Disability groups question ethics of Wisconsin teen's death

Jerika Bolen of Appleton died last week
Posted at 10:29 AM, Sep 28, 2016
and last updated 2016-09-28 11:55:27-04
APPLETON, Wis. (AP) -- Disability rights organizations said the death of a Wisconsin teenager who was allowed to end treatment of her incurable disease was an injustice.
The Post-Crescent reported that Jerika Bolen, 14, died Thursday at a Sheboygan Falls hospice center after drawing national attention for her decision to end a lifelong fight against spinal muscular atrophy type two. The disease left her mostly immobile and with severe, chronic pain.
Disability advocates questioned Jerika's care, claiming that severe pain isn't characteristic of the disease. New York advocate Dominick Evans said his questions came from personal experience. Evans has spinal muscular atrophy type 3 and said teens with disabilities easily lose a sense of their self-worth.
"Our society teaches us that disability is bad, that disability will kill you and that's a horribly oppressing thing for a teenager to hear," said Evans.
Evans was among those expressing concern for Jerika's emotional state and whether she was influenced by others.
Not Dead Yet, a New York-based anti-euthanasia organization, issued a statement after Jerika's death, criticizing the news coverage as "one-sided applause for her suicide."
The group joined with Disabled Parents Rights, NMD United and the Autistic Self Advocacy Network to send a letter to the Wisconsin Department of Children and Families in early August to asked that they investigate Jerikas's care.
Disability Rights Wisconsin sent a separate letter to Outagamie County child protection authorities.
The newspaper said both agencies declined to comment following Jerika's death.
Jerika's mother, Jen Bolen, defended her daughter's decision and said they did all they could to maintain Jerika's quality of life.
"My only words to anyone questioning this is that I love that girl with every cell in my being," Bolen said, "and no one in their right mind would let someone suffer like she was."
Jerika's decision to end her life attracted widespread attention, including on social media.

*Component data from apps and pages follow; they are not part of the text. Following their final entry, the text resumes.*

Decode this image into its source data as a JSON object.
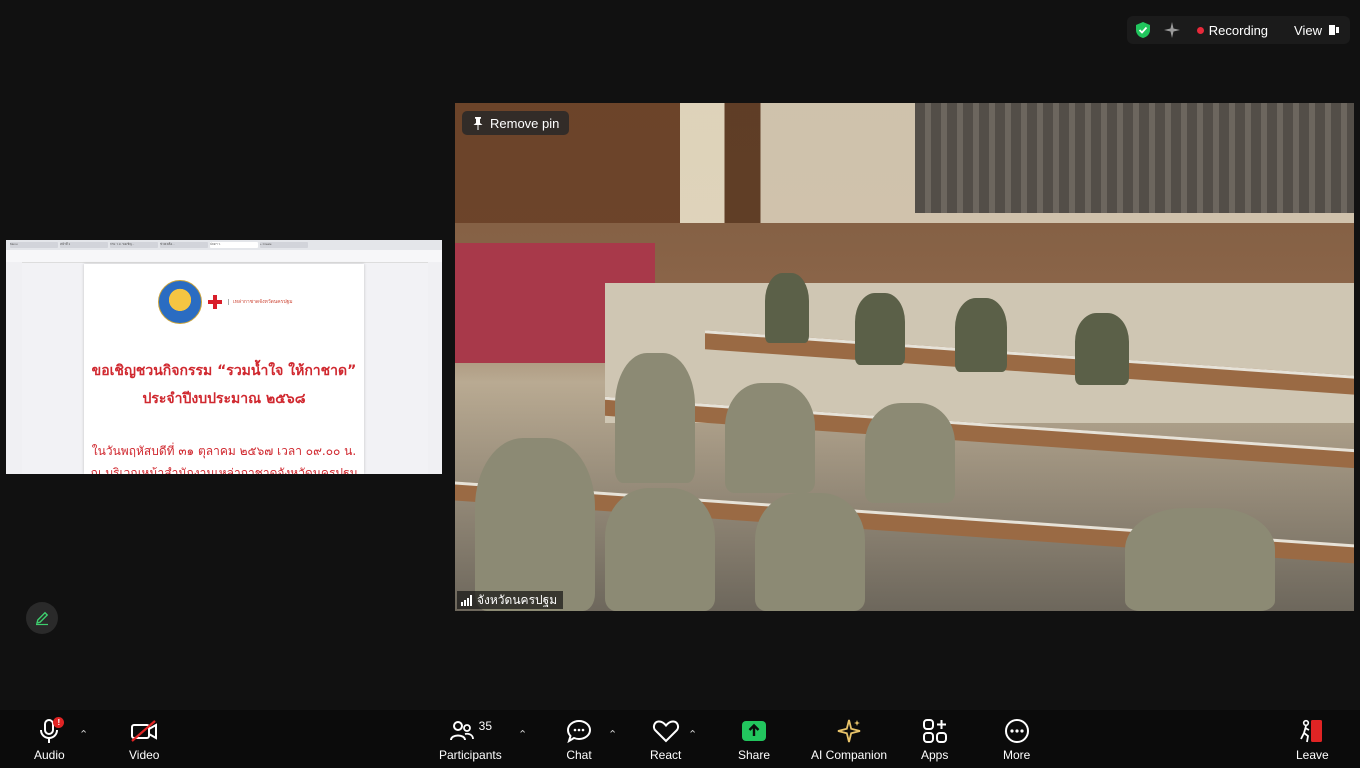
{
  "status_bar": {
    "recording_label": "Recording",
    "view_label": "View",
    "colors": {
      "shield": "#21c55d",
      "recording_dot": "#e8293a"
    }
  },
  "shared_screen": {
    "browser_tabs": [
      "Menu",
      "หน้าที่ 1",
      "กรม ว.ม. ขอเชิญ...",
      "ช่วยเหลือ...",
      "ปลดฯ ว.",
      "+ Create"
    ],
    "document": {
      "org_name": "เหล่ากาชาดจังหวัดนครปฐม",
      "title_line1": "ขอเชิญชวนกิจกรรม “รวมน้ำใจ ให้กาชาด”",
      "title_line2": "ประจำปีงบประมาณ ๒๕๖๘",
      "date_line": "ในวันพฤหัสบดีที่ ๓๑ ตุลาคม ๒๕๖๗ เวลา ๐๙.๐๐ น.",
      "place_line": "ณ บริเวณหน้าสำนักงานเหล่ากาชาดจังหวัดนครปฐม"
    }
  },
  "video": {
    "remove_pin_label": "Remove pin",
    "participant_name": "จังหวัดนครปฐม"
  },
  "toolbar": {
    "audio_label": "Audio",
    "video_label": "Video",
    "participants_label": "Participants",
    "participants_count": "35",
    "chat_label": "Chat",
    "react_label": "React",
    "share_label": "Share",
    "ai_companion_label": "AI Companion",
    "apps_label": "Apps",
    "more_label": "More",
    "leave_label": "Leave",
    "colors": {
      "share_green": "#22c55e",
      "ai_gold": "#e9c46a",
      "alert_red": "#e02424"
    }
  }
}
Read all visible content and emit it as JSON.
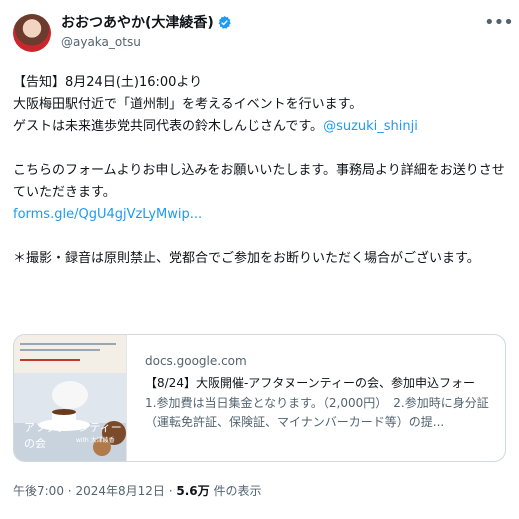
{
  "author": {
    "display_name": "おおつあやか(大津綾香)",
    "handle": "@ayaka_otsu",
    "avatar_icon": "profile-photo",
    "verified_icon": "verified-badge-icon",
    "more_icon": "more-icon"
  },
  "tweet": {
    "line1": "【告知】8月24日(土)16:00より",
    "line2": "大阪梅田駅付近で「道州制」を考えるイベントを行います。",
    "line3": "ゲストは未来進歩党共同代表の鈴木しんじさんです。",
    "mention": "@suzuki_shinji",
    "line4": "こちらのフォームよりお申し込みをお願いいたします。事務局より詳細をお送りさせていただきます。",
    "link": "forms.gle/QgU4gjVzLyMwip...",
    "line5": "＊撮影・録音は原則禁止、党都合でご参加をお断りいただく場合がございます。"
  },
  "card": {
    "domain": "docs.google.com",
    "title": "【8/24】大阪開催-アフタヌーンティーの会、参加申込フォー",
    "description": "1.参加費は当日集金となります。（2,000円）　2.参加時に身分証（運転免許証、保険証、マイナンバーカード等）の提...",
    "thumb_title": "アフタヌーンティーの会",
    "thumb_sub": "with 大津綾香"
  },
  "meta": {
    "time": "午後7:00",
    "separator": "·",
    "date": "2024年8月12日",
    "views_count": "5.6万",
    "views_label": "件の表示"
  },
  "colors": {
    "link": "#1d9bf0",
    "verified": "#1d9bf0"
  }
}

More than a 1,000 people attended a prom thrown in her honor in July at a ballroom in Appleton as a last wish.